I think we can all agree that 2020 has been a rough year. It feels like the world changed in the blink of an eye and we're all running to catch up and figure out how to live in these new times.
With the complete shut down of my industry and being highly immunocompromised, I've had a lot of time in these past 6 weeks to think and to overthink all aspects of my life - and health.
For those unaware - I was born with Pulmonary Atresia and L Transposition of the Great Arteries - or in english - my heart is physically backwards. I have had three open heart surgeries all by the age of 3 to help it function properly. And yes, my scars do look pretty badass.
Often when I speak of my heart condition, it's in a way that's positive or inspiring, regardless of what's currently going on with it. I've gotten pretty good at cracking jokes and throwing on a smile when the topic comes up. But the thing is, I'd be completely lying if I said that this is how I always feel. And while lying make things easy and avoids conversations I don't want to have, sometimes you need to talk about what's truly going on in your head.

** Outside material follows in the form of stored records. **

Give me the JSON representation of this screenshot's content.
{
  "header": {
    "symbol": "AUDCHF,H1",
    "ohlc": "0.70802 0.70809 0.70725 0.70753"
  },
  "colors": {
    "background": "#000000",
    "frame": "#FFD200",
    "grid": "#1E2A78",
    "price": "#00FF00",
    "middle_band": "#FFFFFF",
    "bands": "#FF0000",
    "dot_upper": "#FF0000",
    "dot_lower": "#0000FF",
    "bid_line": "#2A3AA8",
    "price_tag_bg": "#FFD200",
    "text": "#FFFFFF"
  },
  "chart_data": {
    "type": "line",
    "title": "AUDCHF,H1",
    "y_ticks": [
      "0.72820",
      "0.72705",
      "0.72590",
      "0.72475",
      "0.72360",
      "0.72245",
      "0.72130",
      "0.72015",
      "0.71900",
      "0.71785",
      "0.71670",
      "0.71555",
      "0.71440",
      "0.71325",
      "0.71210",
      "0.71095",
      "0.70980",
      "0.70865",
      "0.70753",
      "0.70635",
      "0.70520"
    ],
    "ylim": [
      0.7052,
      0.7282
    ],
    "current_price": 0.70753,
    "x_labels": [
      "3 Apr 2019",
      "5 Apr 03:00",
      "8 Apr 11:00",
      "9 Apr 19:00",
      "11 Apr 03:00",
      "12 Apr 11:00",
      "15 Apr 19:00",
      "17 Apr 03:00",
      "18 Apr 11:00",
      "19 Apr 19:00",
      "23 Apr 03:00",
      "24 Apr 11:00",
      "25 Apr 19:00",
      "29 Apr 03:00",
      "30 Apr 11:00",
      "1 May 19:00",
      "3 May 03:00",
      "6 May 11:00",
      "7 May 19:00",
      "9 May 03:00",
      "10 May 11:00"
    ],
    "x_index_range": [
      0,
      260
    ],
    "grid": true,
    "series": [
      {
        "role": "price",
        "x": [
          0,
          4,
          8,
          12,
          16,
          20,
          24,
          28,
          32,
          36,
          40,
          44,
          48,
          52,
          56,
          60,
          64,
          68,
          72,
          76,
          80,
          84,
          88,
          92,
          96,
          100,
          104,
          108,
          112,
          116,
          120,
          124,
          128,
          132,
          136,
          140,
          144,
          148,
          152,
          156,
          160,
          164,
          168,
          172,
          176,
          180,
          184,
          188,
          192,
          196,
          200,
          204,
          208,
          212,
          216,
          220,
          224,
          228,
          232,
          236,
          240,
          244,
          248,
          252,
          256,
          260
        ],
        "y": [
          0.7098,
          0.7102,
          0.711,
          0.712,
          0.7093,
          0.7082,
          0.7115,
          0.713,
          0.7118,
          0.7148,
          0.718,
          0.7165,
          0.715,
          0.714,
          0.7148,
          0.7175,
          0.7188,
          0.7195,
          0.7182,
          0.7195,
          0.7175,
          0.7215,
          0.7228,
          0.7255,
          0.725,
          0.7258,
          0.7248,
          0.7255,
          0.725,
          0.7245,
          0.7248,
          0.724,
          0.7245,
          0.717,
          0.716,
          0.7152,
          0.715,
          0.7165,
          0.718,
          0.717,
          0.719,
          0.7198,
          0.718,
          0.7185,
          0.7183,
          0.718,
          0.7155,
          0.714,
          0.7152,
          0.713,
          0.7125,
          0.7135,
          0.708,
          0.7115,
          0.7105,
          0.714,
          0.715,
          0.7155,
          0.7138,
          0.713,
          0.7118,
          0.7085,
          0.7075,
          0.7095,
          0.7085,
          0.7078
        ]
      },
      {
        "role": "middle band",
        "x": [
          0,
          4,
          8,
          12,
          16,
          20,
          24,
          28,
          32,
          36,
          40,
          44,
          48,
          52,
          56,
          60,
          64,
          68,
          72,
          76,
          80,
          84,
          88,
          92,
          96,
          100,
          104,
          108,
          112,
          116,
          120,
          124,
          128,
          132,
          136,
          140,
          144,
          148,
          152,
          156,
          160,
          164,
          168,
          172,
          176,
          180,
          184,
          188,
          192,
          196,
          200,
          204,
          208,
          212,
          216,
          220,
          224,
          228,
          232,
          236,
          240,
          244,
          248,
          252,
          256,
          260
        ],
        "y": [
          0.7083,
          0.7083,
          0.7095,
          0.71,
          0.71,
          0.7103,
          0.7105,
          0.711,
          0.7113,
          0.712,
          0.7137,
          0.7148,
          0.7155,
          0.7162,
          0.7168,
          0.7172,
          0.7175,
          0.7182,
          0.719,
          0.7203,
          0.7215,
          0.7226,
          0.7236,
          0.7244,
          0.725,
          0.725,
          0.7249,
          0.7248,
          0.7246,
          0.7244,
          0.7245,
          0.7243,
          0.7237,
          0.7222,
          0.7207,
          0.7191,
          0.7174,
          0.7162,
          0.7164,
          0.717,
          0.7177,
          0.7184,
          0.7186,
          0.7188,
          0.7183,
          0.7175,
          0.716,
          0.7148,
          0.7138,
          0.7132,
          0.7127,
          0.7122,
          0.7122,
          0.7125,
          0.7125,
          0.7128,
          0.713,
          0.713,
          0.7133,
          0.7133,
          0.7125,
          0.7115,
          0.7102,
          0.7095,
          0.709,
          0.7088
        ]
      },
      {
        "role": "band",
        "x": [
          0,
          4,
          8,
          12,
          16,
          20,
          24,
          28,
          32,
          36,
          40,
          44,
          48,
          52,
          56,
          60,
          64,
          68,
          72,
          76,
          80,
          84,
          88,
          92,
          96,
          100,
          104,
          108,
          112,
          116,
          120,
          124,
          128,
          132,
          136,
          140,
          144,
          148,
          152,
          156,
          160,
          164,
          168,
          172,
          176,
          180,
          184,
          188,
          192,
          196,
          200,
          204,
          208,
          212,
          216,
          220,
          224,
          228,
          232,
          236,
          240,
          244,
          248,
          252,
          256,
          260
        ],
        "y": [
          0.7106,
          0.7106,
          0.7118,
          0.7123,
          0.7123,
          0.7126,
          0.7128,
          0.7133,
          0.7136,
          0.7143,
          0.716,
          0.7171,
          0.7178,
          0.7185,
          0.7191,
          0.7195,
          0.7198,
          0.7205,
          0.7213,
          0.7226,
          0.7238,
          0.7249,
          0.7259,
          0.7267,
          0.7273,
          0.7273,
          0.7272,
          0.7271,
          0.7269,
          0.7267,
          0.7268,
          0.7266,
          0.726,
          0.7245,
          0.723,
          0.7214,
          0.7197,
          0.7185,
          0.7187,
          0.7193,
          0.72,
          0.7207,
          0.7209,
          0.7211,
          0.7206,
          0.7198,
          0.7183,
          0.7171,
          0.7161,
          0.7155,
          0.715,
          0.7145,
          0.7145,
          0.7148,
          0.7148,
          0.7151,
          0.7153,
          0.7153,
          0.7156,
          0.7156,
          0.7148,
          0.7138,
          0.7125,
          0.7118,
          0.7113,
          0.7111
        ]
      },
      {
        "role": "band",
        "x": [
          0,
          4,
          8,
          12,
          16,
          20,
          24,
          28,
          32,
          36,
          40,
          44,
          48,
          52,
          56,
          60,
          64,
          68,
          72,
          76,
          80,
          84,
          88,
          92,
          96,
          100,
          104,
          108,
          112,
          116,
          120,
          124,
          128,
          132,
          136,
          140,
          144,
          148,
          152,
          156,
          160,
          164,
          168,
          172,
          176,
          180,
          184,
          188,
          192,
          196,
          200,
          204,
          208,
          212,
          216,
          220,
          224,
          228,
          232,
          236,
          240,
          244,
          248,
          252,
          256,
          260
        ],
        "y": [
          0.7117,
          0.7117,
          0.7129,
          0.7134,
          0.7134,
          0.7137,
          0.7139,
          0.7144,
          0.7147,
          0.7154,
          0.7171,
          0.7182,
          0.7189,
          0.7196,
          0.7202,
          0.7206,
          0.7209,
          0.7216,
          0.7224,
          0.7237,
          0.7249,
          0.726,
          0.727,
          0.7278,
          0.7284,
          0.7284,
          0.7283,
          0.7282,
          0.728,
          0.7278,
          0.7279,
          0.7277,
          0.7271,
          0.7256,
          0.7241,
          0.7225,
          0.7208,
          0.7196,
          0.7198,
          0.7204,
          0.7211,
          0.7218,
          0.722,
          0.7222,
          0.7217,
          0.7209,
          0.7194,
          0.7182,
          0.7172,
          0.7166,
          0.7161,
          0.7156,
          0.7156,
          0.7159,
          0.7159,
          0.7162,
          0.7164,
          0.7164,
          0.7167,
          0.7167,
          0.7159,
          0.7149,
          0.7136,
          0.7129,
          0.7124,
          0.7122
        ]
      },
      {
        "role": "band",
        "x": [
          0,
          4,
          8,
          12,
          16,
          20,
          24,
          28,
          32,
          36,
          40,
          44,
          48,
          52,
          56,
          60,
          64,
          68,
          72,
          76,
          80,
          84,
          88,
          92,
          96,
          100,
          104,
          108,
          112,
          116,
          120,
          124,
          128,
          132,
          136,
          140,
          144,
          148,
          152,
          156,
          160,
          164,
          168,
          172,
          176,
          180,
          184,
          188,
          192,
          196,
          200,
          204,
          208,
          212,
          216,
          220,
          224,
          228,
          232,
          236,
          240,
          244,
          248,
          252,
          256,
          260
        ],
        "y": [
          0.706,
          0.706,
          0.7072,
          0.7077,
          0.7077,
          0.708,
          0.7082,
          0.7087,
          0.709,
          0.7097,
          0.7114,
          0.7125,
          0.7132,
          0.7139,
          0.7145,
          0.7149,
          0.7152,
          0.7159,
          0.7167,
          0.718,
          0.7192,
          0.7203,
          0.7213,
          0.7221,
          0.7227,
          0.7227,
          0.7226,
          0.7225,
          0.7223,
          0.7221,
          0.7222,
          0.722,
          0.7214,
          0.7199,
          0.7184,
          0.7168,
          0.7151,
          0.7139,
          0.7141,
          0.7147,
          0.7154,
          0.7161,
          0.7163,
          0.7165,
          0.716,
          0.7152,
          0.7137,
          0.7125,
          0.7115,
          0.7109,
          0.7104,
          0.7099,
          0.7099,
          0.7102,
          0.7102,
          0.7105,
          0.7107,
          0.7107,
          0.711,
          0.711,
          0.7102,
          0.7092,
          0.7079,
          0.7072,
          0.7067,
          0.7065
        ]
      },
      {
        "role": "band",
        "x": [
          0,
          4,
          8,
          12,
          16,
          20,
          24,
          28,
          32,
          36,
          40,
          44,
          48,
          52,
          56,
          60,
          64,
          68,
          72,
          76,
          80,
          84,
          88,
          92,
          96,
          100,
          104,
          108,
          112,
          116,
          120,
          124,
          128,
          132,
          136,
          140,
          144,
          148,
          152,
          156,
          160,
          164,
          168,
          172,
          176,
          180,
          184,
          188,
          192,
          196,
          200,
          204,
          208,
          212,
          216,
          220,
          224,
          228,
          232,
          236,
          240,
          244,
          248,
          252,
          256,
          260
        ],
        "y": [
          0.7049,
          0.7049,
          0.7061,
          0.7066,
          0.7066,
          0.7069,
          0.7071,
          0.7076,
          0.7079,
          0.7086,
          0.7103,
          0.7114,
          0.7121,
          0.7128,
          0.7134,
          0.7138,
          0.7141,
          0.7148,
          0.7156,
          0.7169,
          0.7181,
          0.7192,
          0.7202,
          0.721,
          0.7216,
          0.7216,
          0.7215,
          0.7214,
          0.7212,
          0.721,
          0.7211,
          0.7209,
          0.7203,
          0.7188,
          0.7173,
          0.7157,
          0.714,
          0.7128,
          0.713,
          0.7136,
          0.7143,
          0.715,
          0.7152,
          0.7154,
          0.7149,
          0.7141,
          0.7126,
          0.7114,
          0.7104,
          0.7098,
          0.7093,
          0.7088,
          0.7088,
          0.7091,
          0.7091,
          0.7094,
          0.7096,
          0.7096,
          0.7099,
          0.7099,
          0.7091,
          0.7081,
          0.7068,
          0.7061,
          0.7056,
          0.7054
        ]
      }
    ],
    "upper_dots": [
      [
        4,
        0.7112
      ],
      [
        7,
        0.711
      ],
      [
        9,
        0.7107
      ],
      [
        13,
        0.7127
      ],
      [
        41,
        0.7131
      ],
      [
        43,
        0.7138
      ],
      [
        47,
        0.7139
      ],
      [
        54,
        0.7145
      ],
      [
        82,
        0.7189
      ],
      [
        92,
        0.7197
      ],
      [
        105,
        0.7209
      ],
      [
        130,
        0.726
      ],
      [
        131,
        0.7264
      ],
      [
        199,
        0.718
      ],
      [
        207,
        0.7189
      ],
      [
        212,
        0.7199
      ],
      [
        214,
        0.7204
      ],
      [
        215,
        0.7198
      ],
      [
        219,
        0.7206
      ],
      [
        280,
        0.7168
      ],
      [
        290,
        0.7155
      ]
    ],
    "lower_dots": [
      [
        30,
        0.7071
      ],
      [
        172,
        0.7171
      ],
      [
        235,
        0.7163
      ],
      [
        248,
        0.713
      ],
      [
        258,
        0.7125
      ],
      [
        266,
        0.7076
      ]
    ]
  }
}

It hit me for the first time when I was 18 and had an awful experience with a doctor who seemed to enjoy telling me that I was dying (which I wasn't). This one conversation sent me into a weird spiral of fear and uncertainty that took me a good year to pull myself out of. Before this, I had never gotten bad news. I was unique, my heart was special, and I never viewed it as dangerous. Although I've grown stronger from this, I don't think I've quite seen my heart in the same light since.
I remember getting the bill of good health one year and bursting into tears, leaving my dad sitting across the hospital room concerned and wondering how I could be upset. But how do I explain to someone that loves me so much that I'm exhausted? Exhausted, because while I'm grateful to be healthy, every year it sits at the back of my mind that it's not always going to be good. One year I'm not going to get the news I want and that I should be preparing for that. It feels like my brain is constantly running into overtime trying to grasp that this heart of mine is never going to change. The appointments will never stop and I'll never truly feel at peace with it. I have this sense of loneliness because as much as people are there to support me, they'll never fully relate to how I feel. And do I tell people? Or keep these thoughts to myself because I'm also terrified of hurting my family who already worry about me enough. I feel like my mind is fighting between reason and fear and I still haven't figured out which side is winning.
This past February I was told that my heart rate has slowed down significantly enough to cause concern. I've since had more appointments that have shown my heart function is still incredible, but I will be undergoing a minor surgery to have a loop monitor placed over my heart which will determine when I'll need a pacemaker. February was my first bad news in 22 years and it hit me harder than I'd like to admit. With that and then being thrown into quarantine only weeks later, I needed an outlet to cope with how I was feeling. I've always used photography to express how others feel, so this month I decided to try it on myself.
This post isn't meant for pity or to upset anyone, it's just my way of venting and to give a little insight on what's going on in my brain during the bad days. These feelings come and go so please do not worry. At the end of the day I will always pull myself out of it and it will not hold me back.
Be kind to those around you, we all have our stories.